At the point when somebody encroaches on copyright — regardless of whether it's somebody doing it to you or you doing it to another person — there will be ramifications or what do we call it as consequences. YouTube treats the breach appropriately and will bring down the encroaching video. It likewise punishes the guilty party with a penalty. What's more, as in baseball, on the off chance that you take three strikes, you're are out there! YouTube boots you and your channel in the event that it gets to this point.

FIVE THINGS TO REMEMBER ABOUT YOUTUBE COPYRIGHTS

1. WHO IS THE COPYRIGHT OWNER?

 It is simple and easy to know that if you are the creator of the video, you own the copyright and if someone else has made a video the copyright belongs to that person and if you want to upload their video on your channel better have permission to do so.

2. ATTRIBUTION DOES NOT ABSOLVE COPYRIGHT VIOLATION

Some people take others' work and guarantee it as their own, and that is outright encroachment. Yet, it's no less of an offense when you utilize substance and afterward add a line saying, "Made by so-and-so." It's as yet a penetrate that can procure a strike and block the video.

On the off chance that you use another person's work in your video without that individual's consent, it doesn't make it less of an offense since you give the individual credit. You're as yet in infringement on the grounds that crediting the maker doesn't clear you if don't get authorization.

3. BE AWARE OF THE CONSEQUENCES

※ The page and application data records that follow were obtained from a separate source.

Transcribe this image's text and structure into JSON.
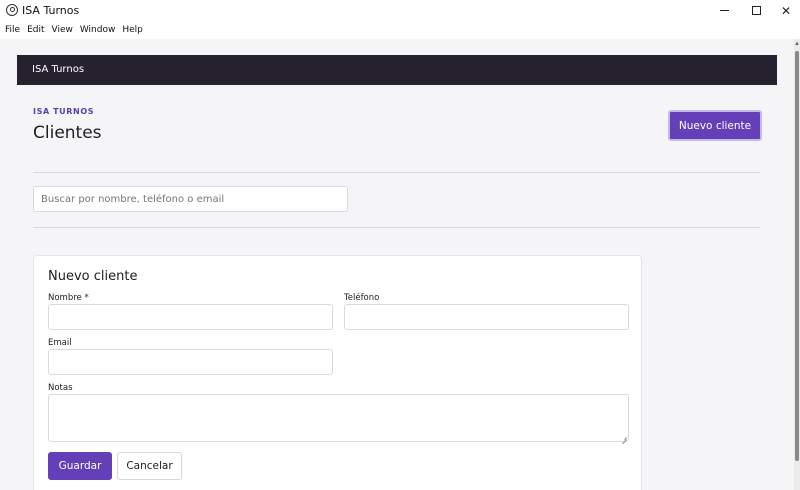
{
  "window": {
    "title": "ISA Turnos",
    "minimize_glyph": "",
    "maximize_glyph": "",
    "close_glyph": "✕"
  },
  "menu": [
    "File",
    "Edit",
    "View",
    "Window",
    "Help"
  ],
  "navbar": {
    "brand": "ISA Turnos"
  },
  "header": {
    "eyebrow": "ISA TURNOS",
    "title": "Clientes",
    "new_client_button": "Nuevo cliente"
  },
  "search": {
    "placeholder": "Buscar por nombre, teléfono o email"
  },
  "form": {
    "title": "Nuevo cliente",
    "fields": {
      "nombre_label": "Nombre *",
      "nombre_value": "",
      "telefono_label": "Teléfono",
      "telefono_value": "",
      "email_label": "Email",
      "email_value": "",
      "notas_label": "Notas",
      "notas_value": ""
    },
    "save_button": "Guardar",
    "cancel_button": "Cancelar"
  },
  "icons": {
    "app": "app-logo-icon",
    "resize": "resize-grip-icon"
  },
  "colors": {
    "accent": "#6340b8",
    "navbar": "#25212f",
    "background": "#f5f5f8"
  }
}
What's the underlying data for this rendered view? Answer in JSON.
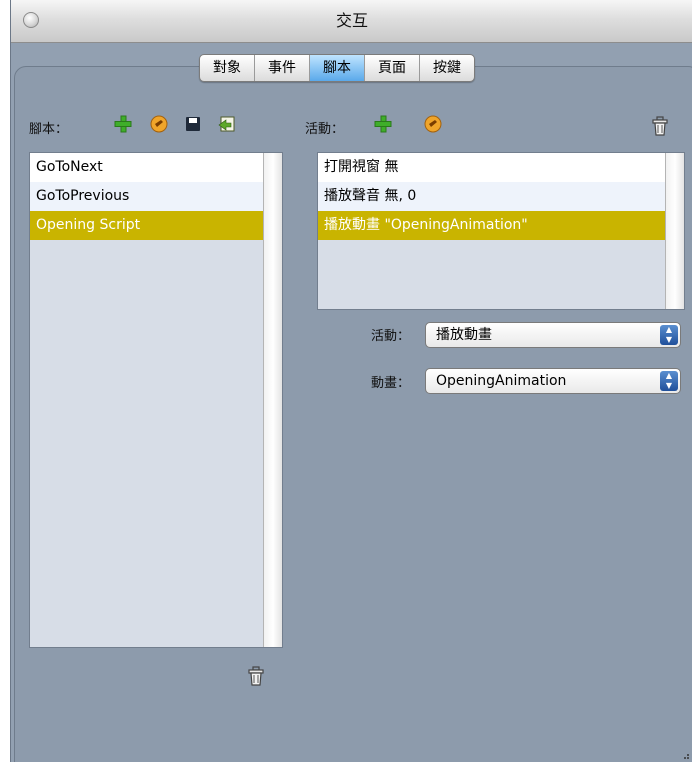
{
  "window": {
    "title": "交互"
  },
  "tabs": [
    {
      "label": "對象",
      "active": false
    },
    {
      "label": "事件",
      "active": false
    },
    {
      "label": "腳本",
      "active": true
    },
    {
      "label": "頁面",
      "active": false
    },
    {
      "label": "按鍵",
      "active": false
    }
  ],
  "scripts_panel": {
    "label": "腳本：",
    "toolbar_icons": [
      "add-icon",
      "link-icon",
      "save-icon",
      "import-icon"
    ],
    "items": [
      {
        "label": "GoToNext",
        "selected": false
      },
      {
        "label": "GoToPrevious",
        "selected": false
      },
      {
        "label": "Opening Script",
        "selected": true
      }
    ],
    "trash_icon": "trash-icon"
  },
  "actions_panel": {
    "label": "活動：",
    "toolbar_icons": [
      "add-icon",
      "link-icon"
    ],
    "trash_icon": "trash-icon",
    "items": [
      {
        "label": "打開視窗  無",
        "selected": false
      },
      {
        "label": "播放聲音  無, 0",
        "selected": false
      },
      {
        "label": "播放動畫  \"OpeningAnimation\"",
        "selected": true
      }
    ]
  },
  "action_field": {
    "label": "活動：",
    "value": "播放動畫"
  },
  "animation_field": {
    "label": "動畫：",
    "value": "OpeningAnimation"
  },
  "colors": {
    "selection": "#c9b400",
    "accent": "#5aa9ea",
    "panel": "#8d9bac"
  }
}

YouTube views copyright issues appropriately — and it blocks or brings down any video that encroaches on copyright. Two things can occur, and however they sound comparative, they're totally extraordinary:

•Takedown notice: If somebody sees content, they've made being utilized without their authorization, they can send YouTube a complaint. On the off chance that it's a penetrate, YouTube brings down the video.

•Content ID match: Content ID is a framework YouTube uses to naturally coordinate with content that disregards copyright against the large numbers of recordings transferred each month to the site. For Content ID to work appropriately, copyright proprietors need to transfer so-called reference documents — unique adaptations of their work that demonstrate they own the rights.

4. PROFIT MOTIVE IS IRRELEVANT

If you upload someone else video and your attitude is like you don’t want to make any money out of it and it's just for the entertainment purpose, still remember you will be accused of copyright infringement.

Regardless of whether you plan to bring in money from the video or you just need to impart your show-stopper to the world, it actually doesn't imply that you can disregard intellectual property law.

5. THOUGH COPYRIGHT IS NOT FOREVER BUT STILL ENOUGH FOR YOUTUBE

Copyright goes on for a very long time around 75 years past the demise of the creator; after that point, the protected substance enters the public area. At the point when that occurs, the substance is not, at this point secured by licensed innovation laws, and anybody can utilize it without consent. Obviously, for some individuals on YouTube, that substance isn't accessible to use without consent until we close to the next century.